=== Section Start ===
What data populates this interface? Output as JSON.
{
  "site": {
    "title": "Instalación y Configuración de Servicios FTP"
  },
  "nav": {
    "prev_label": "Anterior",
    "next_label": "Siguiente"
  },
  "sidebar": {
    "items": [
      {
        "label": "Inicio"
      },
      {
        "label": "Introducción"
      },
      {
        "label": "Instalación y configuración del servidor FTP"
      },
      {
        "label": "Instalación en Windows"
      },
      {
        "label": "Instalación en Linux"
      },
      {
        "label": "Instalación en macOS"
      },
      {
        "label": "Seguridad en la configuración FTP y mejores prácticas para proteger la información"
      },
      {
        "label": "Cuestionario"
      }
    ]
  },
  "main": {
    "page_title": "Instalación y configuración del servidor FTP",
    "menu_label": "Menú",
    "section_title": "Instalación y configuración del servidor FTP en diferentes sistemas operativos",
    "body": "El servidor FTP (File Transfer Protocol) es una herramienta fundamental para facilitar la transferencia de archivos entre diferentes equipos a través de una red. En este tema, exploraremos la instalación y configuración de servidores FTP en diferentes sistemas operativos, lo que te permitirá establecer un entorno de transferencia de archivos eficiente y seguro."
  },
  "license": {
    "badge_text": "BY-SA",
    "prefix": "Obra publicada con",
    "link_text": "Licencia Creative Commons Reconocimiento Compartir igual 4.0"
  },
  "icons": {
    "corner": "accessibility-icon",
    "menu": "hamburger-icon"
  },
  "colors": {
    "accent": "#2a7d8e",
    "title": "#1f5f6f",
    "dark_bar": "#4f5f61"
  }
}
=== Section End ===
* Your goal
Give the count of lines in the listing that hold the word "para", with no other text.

* Response
2